- [Goal of the exercise] In the records below, the lines from the one containing "Transcribe this image's" through the last are to be reproduced exactly and alone.

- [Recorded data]

○ ○ ○ ○

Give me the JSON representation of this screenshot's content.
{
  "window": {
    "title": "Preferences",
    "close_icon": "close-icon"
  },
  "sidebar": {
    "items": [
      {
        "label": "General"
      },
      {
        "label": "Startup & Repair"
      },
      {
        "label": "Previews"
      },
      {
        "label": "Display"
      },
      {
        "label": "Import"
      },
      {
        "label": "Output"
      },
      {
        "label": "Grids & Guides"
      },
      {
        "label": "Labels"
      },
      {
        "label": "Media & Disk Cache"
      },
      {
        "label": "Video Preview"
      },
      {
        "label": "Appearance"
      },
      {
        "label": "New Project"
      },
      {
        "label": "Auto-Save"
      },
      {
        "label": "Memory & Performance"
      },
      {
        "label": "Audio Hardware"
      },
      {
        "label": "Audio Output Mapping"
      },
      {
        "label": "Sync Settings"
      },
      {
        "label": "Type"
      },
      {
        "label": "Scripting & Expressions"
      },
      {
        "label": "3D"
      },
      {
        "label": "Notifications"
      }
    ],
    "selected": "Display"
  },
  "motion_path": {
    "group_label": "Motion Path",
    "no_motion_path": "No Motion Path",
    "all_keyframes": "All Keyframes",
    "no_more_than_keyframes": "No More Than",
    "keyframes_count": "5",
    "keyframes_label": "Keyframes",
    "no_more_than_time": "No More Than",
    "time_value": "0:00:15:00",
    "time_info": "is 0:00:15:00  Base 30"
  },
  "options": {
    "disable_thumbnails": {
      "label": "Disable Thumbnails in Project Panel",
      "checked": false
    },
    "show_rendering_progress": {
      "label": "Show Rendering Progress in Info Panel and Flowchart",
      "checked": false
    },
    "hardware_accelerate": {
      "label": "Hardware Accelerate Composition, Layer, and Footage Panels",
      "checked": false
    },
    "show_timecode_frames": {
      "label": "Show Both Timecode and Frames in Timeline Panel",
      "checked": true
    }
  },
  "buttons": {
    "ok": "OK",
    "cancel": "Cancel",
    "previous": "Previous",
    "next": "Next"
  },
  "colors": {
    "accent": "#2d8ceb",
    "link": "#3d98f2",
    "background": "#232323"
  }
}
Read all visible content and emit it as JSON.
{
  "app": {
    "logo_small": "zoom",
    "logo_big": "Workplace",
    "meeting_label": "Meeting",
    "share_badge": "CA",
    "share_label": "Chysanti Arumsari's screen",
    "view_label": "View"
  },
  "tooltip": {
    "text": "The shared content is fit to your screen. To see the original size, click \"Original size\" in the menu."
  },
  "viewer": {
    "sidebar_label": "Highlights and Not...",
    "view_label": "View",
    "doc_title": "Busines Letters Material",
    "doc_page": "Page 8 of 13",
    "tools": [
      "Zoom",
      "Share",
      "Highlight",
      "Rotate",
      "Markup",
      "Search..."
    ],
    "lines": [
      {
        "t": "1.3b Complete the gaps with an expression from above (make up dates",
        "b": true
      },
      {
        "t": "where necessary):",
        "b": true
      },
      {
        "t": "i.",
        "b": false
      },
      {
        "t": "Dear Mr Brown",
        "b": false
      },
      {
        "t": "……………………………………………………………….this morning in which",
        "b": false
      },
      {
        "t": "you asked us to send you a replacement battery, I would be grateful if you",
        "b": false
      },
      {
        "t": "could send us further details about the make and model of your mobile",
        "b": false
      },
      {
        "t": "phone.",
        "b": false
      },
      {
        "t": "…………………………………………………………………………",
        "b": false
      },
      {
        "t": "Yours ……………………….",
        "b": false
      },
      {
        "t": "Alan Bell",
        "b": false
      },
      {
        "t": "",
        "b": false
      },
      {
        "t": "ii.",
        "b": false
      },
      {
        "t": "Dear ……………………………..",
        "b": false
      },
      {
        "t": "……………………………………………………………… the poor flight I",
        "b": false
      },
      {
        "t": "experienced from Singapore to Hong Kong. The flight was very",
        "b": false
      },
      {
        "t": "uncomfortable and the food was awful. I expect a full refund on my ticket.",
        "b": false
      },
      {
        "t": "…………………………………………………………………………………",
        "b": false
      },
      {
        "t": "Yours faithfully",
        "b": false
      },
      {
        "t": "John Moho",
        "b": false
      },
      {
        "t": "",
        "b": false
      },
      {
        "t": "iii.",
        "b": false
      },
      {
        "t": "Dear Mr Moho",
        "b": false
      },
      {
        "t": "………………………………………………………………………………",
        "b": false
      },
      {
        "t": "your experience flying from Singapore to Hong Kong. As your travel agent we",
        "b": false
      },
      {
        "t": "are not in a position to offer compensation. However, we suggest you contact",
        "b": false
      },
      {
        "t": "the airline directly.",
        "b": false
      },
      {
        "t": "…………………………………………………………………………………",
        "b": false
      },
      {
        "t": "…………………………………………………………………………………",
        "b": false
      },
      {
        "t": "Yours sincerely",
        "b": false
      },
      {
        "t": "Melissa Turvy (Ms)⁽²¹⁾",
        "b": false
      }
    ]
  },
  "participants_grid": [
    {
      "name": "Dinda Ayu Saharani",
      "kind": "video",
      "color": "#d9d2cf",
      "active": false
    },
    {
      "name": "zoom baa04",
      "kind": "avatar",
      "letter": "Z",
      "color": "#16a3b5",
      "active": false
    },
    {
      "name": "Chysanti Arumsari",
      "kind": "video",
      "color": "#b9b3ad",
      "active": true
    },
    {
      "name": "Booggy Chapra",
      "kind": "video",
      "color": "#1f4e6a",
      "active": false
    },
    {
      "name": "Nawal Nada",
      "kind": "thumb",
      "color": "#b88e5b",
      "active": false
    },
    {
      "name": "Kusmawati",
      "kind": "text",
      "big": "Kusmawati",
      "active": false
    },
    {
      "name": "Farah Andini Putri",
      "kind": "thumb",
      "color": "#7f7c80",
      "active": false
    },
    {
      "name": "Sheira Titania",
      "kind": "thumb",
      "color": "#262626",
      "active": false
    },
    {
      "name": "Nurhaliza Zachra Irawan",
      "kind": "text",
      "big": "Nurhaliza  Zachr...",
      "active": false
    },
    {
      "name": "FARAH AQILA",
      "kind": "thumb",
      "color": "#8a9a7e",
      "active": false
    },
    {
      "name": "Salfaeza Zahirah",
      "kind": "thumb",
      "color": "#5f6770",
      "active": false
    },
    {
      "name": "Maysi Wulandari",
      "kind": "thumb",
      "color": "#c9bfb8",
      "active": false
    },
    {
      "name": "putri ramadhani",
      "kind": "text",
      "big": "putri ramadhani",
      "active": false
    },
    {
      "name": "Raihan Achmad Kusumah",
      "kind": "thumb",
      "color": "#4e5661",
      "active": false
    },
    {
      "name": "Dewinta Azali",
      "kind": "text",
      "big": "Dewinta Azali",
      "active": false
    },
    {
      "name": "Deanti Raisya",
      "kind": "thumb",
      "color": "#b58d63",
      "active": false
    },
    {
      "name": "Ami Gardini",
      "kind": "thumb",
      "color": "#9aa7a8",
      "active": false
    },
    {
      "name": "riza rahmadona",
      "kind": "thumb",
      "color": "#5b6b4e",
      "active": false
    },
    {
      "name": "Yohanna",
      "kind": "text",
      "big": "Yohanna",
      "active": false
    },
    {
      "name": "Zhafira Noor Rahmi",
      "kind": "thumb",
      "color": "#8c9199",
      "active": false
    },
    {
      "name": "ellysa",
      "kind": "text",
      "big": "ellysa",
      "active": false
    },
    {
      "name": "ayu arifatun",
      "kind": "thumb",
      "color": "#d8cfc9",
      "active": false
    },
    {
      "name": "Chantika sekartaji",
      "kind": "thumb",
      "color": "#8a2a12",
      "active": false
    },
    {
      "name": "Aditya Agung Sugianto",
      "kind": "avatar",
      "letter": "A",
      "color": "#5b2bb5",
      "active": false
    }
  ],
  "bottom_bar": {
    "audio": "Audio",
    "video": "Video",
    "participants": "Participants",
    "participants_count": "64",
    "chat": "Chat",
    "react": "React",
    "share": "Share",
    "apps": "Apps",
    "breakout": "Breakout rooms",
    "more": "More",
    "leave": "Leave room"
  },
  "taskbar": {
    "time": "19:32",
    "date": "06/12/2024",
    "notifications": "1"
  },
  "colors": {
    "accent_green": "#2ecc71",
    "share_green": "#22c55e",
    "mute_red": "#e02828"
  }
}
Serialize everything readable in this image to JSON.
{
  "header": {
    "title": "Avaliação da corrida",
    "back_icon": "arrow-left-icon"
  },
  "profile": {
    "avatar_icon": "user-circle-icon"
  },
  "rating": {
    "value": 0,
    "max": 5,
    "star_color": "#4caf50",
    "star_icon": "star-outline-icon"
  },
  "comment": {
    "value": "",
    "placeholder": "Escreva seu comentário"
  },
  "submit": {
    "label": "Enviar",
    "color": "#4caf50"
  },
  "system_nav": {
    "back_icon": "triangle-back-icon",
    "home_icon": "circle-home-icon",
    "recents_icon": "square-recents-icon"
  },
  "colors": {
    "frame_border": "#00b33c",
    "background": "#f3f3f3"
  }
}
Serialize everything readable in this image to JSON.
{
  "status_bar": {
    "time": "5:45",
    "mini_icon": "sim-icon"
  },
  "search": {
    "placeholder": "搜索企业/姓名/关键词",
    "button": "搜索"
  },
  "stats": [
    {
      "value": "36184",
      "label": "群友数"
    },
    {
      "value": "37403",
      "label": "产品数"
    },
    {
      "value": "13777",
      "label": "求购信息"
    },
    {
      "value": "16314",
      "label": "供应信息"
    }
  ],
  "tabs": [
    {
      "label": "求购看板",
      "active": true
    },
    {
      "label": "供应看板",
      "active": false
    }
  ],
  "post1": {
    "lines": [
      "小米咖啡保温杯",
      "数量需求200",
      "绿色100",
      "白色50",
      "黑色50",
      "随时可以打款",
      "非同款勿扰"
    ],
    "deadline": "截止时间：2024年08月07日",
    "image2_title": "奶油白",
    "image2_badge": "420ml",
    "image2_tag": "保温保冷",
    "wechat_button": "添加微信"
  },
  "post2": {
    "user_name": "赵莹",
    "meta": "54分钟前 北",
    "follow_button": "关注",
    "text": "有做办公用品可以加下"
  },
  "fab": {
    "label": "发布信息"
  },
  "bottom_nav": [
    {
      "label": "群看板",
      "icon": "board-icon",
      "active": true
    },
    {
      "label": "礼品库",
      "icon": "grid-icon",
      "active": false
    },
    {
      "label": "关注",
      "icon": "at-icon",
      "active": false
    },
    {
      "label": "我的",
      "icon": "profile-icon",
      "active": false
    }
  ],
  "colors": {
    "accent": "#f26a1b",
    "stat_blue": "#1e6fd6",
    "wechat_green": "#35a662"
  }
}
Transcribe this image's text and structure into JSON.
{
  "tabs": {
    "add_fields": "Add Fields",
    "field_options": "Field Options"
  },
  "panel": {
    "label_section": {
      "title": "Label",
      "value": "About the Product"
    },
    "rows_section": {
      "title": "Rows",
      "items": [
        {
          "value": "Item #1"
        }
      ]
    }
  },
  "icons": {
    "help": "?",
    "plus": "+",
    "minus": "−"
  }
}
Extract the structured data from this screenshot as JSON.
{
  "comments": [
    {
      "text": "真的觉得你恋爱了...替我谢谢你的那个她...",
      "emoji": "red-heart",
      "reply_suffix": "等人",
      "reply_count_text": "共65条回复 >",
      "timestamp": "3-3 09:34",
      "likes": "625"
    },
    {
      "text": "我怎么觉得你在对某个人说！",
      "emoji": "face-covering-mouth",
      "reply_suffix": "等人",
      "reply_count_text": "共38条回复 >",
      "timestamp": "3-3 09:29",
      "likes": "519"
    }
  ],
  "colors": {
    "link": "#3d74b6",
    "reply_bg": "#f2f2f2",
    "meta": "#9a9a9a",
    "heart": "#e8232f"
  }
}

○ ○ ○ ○

- [Exercise solution]
Transcribe this image's text and structure into JSON.
{
  "tabs": {
    "add_fields": "Add Fields",
    "field_options": "Field Options"
  },
  "panel": {
    "label_section": {
      "title": "Label",
      "value": "About the Product"
    },
    "rows_section": {
      "title": "Rows",
      "items": [
        {
          "value": "Item #1"
        }
      ]
    }
  },
  "icons": {
    "help": "?",
    "plus": "+",
    "minus": "−"
  }
}
Extract the structured data from this screenshot as JSON.
{
  "comments": [
    {
      "text": "真的觉得你恋爱了...替我谢谢你的那个她...",
      "emoji": "red-heart",
      "reply_suffix": "等人",
      "reply_count_text": "共65条回复 >",
      "timestamp": "3-3 09:34",
      "likes": "625"
    },
    {
      "text": "我怎么觉得你在对某个人说！",
      "emoji": "face-covering-mouth",
      "reply_suffix": "等人",
      "reply_count_text": "共38条回复 >",
      "timestamp": "3-3 09:29",
      "likes": "519"
    }
  ],
  "colors": {
    "link": "#3d74b6",
    "reply_bg": "#f2f2f2",
    "meta": "#9a9a9a",
    "heart": "#e8232f"
  }
}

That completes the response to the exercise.